Task brief:
Go through the entries one line at a time, and gather every line that has the word "passed".
*** Supplied material ***
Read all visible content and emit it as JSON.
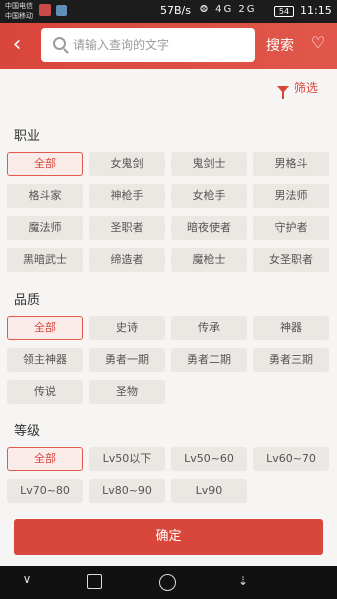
{
  "status_bar": {
    "carrier_1": "中国电信",
    "carrier_2": "中国移动",
    "speed": "57B/s",
    "signal_icons": "⨷ 4G 2G",
    "battery": "54",
    "time": "11:15"
  },
  "header": {
    "back_icon": "chevron-left-icon",
    "search_placeholder": "请输入查询的文字",
    "search_label": "搜索",
    "favorite_icon": "heart-icon"
  },
  "filter": {
    "label": "筛选"
  },
  "sections": {
    "profession": {
      "title": "职业",
      "options": [
        "全部",
        "女鬼剑",
        "鬼剑士",
        "男格斗",
        "格斗家",
        "神枪手",
        "女枪手",
        "男法师",
        "魔法师",
        "圣职者",
        "暗夜使者",
        "守护者",
        "黑暗武士",
        "缔造者",
        "魔枪士",
        "女圣职者"
      ],
      "selected": "全部"
    },
    "quality": {
      "title": "品质",
      "options": [
        "全部",
        "史诗",
        "传承",
        "神器",
        "领主神器",
        "勇者一期",
        "勇者二期",
        "勇者三期",
        "传说",
        "圣物"
      ],
      "selected": "全部"
    },
    "level": {
      "title": "等级",
      "options": [
        "全部",
        "Lv50以下",
        "Lv50~60",
        "Lv60~70",
        "Lv70~80",
        "Lv80~90",
        "Lv90"
      ],
      "selected": "全部"
    }
  },
  "confirm_label": "确定",
  "navbar": {
    "back_glyph": "∨"
  }
}
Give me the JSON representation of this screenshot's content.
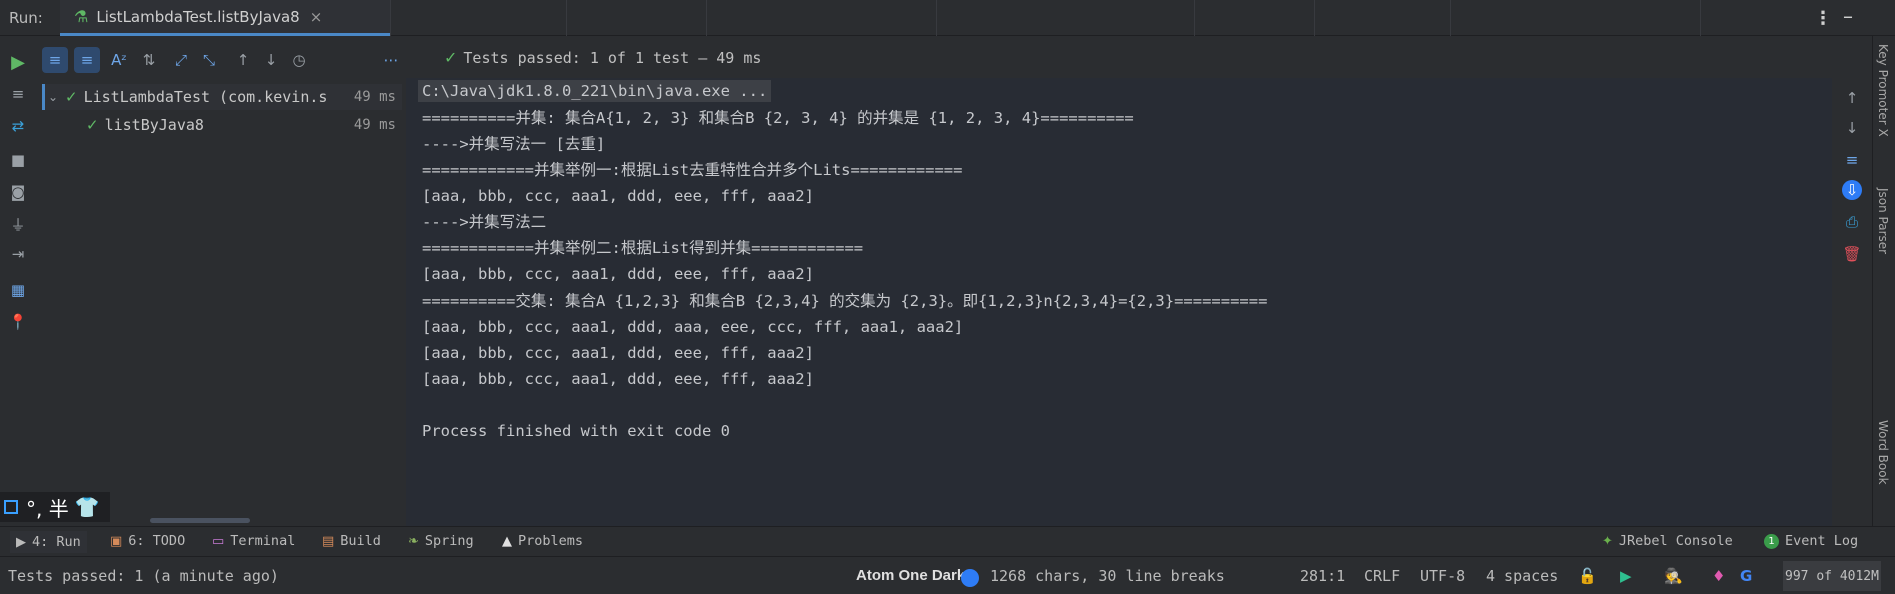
{
  "top_bar": {
    "run_label": "Run:",
    "tab_title": "ListLambdaTest.listByJava8",
    "tab_close": "×",
    "menu_glyph": "⋮",
    "minimize_glyph": "–"
  },
  "toolbar": {
    "status_text": "Tests passed: 1 of 1 test – 49 ms",
    "more_glyph": "⋯"
  },
  "tree": {
    "items": [
      {
        "name": "ListLambdaTest (com.kevin.s",
        "time": "49 ms",
        "expanded": true
      },
      {
        "name": "listByJava8",
        "time": "49 ms"
      }
    ]
  },
  "console": {
    "command": "C:\\Java\\jdk1.8.0_221\\bin\\java.exe ...",
    "lines": [
      "==========并集: 集合A{1, 2, 3} 和集合B {2, 3, 4} 的并集是 {1, 2, 3, 4}==========",
      "---->并集写法一 [去重]",
      "============并集举例一:根据List去重特性合并多个Lits============",
      "[aaa, bbb, ccc, aaa1, ddd, eee, fff, aaa2]",
      "---->并集写法二",
      "============并集举例二:根据List得到并集============",
      "[aaa, bbb, ccc, aaa1, ddd, eee, fff, aaa2]",
      "==========交集: 集合A {1,2,3} 和集合B {2,3,4} 的交集为 {2,3}。即{1,2,3}n{2,3,4}={2,3}==========",
      "[aaa, bbb, ccc, aaa1, ddd, aaa, eee, ccc, fff, aaa1, aaa2]",
      "[aaa, bbb, ccc, aaa1, ddd, eee, fff, aaa2]",
      "[aaa, bbb, ccc, aaa1, ddd, eee, fff, aaa2]",
      "",
      "Process finished with exit code 0"
    ]
  },
  "right_sidebar": {
    "key_promoter": "Key Promoter X",
    "json_parser": "Json Parser",
    "word_book": "Word Book"
  },
  "ime": {
    "text": "°, 半"
  },
  "bottom_tools": {
    "run": "4: Run",
    "todo": "6: TODO",
    "terminal": "Terminal",
    "build": "Build",
    "spring": "Spring",
    "problems": "Problems",
    "jrebel": "JRebel Console",
    "event_log": "Event Log",
    "event_log_count": "1"
  },
  "status_bar": {
    "message": "Tests passed: 1 (a minute ago)",
    "theme": "Atom One Dark",
    "chars": "1268 chars, 30 line breaks",
    "position": "281:1",
    "line_sep": "CRLF",
    "encoding": "UTF-8",
    "indent": "4 spaces",
    "memory": "997 of 4012M"
  },
  "colors": {
    "accent": "#4a88c7",
    "pass_green": "#5fb865",
    "console_bg": "#282c34",
    "ide_bg": "#2b2d30"
  }
}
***
Response to the task:
    "status_text": "Tests passed: 1 of 1 test – 49 ms",
    "message": "Tests passed: 1 (a minute ago)",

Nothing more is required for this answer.